Wednesday, 23 September 2020, 11:49   (virtual room L)

Characterizing the spatial pattern of solar supergranulation using the bispectrum

Vincent G. A. Böning1, Aaron C. Birch1, Laurent Gizon1,2,3, Thomas L. Duvall Jr.1, and Jesper Schou1
1 MPI für Sonnensystemforschung, 2 Institut für Astrophysik, Universität Göttingen

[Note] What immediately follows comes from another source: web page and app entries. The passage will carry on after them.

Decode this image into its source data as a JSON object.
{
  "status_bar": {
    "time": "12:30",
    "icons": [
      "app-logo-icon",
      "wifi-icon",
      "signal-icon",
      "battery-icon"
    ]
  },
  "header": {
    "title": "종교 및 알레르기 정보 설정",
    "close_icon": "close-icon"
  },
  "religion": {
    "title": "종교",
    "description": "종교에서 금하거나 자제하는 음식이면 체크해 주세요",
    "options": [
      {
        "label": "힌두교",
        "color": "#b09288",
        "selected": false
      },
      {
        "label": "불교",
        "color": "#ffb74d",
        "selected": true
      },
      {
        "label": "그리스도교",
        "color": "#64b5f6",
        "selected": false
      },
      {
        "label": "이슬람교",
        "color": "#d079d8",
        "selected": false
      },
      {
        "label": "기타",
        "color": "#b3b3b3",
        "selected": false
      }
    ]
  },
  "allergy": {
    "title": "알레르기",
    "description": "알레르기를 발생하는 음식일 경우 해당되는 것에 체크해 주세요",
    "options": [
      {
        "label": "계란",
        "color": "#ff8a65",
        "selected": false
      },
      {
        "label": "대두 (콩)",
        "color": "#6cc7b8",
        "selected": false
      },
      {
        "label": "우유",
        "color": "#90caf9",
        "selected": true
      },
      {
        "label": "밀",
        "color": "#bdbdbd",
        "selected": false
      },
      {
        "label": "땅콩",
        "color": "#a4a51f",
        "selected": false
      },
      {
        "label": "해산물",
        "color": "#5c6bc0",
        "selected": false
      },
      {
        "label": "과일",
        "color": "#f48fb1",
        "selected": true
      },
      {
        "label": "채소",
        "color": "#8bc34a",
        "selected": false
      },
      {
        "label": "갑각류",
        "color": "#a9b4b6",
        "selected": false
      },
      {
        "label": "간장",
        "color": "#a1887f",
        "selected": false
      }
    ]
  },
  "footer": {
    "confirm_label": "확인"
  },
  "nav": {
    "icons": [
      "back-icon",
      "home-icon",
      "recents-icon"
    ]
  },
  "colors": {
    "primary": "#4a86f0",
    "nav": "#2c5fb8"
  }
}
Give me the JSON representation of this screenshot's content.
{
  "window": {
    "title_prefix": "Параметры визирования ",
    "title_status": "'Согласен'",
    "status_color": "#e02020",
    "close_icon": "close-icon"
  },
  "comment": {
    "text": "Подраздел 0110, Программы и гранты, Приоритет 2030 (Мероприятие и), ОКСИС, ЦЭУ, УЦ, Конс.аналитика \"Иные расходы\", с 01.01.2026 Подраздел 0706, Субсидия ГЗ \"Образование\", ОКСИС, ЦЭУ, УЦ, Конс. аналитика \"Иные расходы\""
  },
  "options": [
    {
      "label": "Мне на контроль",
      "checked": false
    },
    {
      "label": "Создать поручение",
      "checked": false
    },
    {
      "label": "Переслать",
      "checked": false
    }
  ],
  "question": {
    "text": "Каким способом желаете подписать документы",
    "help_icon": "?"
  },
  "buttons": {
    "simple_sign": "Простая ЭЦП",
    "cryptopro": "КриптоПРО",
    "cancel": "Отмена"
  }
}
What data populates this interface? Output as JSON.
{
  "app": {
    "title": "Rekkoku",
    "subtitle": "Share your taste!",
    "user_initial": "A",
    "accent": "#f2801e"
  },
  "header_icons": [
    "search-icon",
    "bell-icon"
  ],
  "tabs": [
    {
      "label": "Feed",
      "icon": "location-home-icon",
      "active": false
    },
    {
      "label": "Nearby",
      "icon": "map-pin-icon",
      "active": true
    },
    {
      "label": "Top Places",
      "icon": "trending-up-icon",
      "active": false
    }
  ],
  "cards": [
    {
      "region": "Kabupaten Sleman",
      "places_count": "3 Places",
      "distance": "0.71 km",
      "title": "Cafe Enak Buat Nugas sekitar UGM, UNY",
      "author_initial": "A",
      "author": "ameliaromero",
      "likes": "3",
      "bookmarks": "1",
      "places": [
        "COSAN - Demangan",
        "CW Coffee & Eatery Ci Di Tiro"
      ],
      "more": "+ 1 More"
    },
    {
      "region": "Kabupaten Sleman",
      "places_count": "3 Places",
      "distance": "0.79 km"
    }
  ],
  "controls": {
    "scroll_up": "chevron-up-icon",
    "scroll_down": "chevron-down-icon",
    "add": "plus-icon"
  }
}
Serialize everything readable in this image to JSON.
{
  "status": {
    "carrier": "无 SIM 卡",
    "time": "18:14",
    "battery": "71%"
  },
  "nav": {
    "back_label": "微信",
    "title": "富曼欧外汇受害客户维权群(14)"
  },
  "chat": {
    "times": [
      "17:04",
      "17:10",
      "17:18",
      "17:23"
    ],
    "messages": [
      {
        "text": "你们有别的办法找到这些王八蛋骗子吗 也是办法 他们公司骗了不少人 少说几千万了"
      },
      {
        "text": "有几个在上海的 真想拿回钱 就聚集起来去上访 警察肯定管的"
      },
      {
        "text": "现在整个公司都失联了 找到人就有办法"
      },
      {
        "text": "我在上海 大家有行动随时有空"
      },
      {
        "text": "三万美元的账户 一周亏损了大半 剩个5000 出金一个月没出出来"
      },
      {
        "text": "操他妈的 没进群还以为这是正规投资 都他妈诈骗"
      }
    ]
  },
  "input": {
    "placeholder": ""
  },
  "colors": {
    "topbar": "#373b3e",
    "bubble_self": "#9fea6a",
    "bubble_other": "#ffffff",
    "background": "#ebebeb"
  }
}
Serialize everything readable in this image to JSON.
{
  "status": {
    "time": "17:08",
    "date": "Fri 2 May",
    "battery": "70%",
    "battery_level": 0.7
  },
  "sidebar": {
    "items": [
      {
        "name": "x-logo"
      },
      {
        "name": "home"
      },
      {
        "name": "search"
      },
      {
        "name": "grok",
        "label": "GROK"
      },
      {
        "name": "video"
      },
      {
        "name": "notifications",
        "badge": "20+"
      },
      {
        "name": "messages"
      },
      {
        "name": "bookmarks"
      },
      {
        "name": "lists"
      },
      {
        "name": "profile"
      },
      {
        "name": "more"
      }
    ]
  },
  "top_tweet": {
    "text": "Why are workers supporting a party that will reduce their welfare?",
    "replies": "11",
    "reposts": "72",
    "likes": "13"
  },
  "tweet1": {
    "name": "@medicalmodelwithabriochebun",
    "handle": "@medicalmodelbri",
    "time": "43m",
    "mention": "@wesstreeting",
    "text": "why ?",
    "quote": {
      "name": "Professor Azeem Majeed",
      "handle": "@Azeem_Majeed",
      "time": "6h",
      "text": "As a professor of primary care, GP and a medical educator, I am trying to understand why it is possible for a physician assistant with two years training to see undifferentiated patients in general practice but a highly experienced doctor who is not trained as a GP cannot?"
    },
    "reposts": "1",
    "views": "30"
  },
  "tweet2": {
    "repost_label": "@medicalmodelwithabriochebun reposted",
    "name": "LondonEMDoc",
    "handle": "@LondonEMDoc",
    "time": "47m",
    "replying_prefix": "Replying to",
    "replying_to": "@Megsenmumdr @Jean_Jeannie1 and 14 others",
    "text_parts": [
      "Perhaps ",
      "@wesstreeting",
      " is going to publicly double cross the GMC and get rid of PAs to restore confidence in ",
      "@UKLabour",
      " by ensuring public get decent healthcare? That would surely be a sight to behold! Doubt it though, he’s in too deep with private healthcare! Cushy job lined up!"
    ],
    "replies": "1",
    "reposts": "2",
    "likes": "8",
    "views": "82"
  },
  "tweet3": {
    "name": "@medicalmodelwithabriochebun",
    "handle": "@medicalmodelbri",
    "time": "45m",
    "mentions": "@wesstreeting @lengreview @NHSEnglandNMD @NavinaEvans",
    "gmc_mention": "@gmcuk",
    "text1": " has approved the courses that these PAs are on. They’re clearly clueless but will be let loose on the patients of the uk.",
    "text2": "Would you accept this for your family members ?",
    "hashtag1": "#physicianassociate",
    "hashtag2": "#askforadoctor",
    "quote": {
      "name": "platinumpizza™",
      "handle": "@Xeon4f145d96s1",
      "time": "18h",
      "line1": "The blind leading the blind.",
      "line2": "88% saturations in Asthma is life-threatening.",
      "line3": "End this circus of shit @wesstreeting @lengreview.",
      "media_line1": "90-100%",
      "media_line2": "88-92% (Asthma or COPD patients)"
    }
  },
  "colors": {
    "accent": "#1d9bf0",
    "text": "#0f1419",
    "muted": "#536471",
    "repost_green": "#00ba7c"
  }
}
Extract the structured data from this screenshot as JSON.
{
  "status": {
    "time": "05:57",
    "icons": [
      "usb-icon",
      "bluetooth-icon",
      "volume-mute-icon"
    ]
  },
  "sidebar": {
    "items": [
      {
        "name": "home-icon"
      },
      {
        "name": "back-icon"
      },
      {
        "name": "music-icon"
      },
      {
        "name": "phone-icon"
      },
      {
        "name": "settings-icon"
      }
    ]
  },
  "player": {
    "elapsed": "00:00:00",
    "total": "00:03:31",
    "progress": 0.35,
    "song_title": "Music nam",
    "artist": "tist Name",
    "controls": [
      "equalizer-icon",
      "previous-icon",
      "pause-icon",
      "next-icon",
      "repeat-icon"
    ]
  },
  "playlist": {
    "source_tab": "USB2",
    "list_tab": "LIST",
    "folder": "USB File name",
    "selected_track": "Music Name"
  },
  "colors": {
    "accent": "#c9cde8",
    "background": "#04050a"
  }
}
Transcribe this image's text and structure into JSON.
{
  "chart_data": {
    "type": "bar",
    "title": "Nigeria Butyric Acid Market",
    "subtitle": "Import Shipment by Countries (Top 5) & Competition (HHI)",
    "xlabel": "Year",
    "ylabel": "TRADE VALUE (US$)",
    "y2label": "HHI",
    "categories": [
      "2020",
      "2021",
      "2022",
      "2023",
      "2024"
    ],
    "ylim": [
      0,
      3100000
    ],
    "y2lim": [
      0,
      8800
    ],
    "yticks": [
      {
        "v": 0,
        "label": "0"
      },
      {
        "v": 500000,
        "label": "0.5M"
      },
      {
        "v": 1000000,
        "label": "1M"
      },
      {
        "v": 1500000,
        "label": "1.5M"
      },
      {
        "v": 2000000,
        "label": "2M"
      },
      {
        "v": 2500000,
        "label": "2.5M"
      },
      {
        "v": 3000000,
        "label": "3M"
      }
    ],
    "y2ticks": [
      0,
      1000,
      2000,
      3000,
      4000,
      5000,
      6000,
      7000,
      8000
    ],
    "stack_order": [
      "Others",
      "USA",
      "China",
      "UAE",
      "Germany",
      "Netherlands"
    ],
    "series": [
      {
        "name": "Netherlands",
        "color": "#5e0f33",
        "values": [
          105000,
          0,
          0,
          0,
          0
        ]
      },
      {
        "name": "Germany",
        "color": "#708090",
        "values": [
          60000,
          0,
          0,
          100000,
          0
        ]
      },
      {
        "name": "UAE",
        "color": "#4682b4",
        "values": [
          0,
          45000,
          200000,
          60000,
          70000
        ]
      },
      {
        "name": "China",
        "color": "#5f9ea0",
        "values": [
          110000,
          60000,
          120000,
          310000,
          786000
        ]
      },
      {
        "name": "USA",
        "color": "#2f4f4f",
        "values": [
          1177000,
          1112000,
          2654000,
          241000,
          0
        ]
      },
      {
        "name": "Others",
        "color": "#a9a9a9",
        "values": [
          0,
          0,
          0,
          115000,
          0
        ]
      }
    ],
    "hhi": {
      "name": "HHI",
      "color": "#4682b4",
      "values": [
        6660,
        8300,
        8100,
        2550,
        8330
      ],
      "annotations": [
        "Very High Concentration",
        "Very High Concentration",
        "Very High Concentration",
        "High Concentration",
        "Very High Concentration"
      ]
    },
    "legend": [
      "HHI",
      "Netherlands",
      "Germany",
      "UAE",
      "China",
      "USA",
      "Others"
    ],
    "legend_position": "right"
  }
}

Our aim is to statistically characterize the spatial pattern of solar supergranulation beyond the power spectrum. The next-order statistic is the bispectrum. It measures correlations of three Fourier components and is related to the nonlinearities in the underlying physics. It also characterizes how a skewness in the dataset is generated by the coupling of three Fourier components. We estimated the bispectrum of supergranular horizontal surface divergence maps that were obtained using local correlation tracking (LCT) and time-distance helioseismology (TD) from one year of data from the helioseismic and magnetic imager on-board the solar dynamics observatory starting in May 2010. We find significantly nonzero and consistent estimates for the bispectrum using LCT and TD. The strongest nonlinearity is present when the three coupling wave vectors are at the supergranular scale. These are the same wave vectors that are present in regular hexagons, which have been used in analytical studies of solar convection. At these Fourier components, the bispectrum is positive, consistent with the positive skewness in the data and consistent with supergranules preferentially consisting of outflows surrounded by a network of inflows. We use the bispectral estimates to generate synthetic divergence maps that are very similar to the data. This is done by a model that consists of a Gaussian term and a weaker quadratic nonlinear component. Using this method, we estimate the fraction of the variance in the divergence maps from the nonlinear component to be of the order of 4–6%. We propose that bispectral analysis is useful for understanding the dynamics of solar turbulent convection, for example for comparing observations and numerical models of supergranular flows. This analysis may also be useful to generate synthetic flow fields.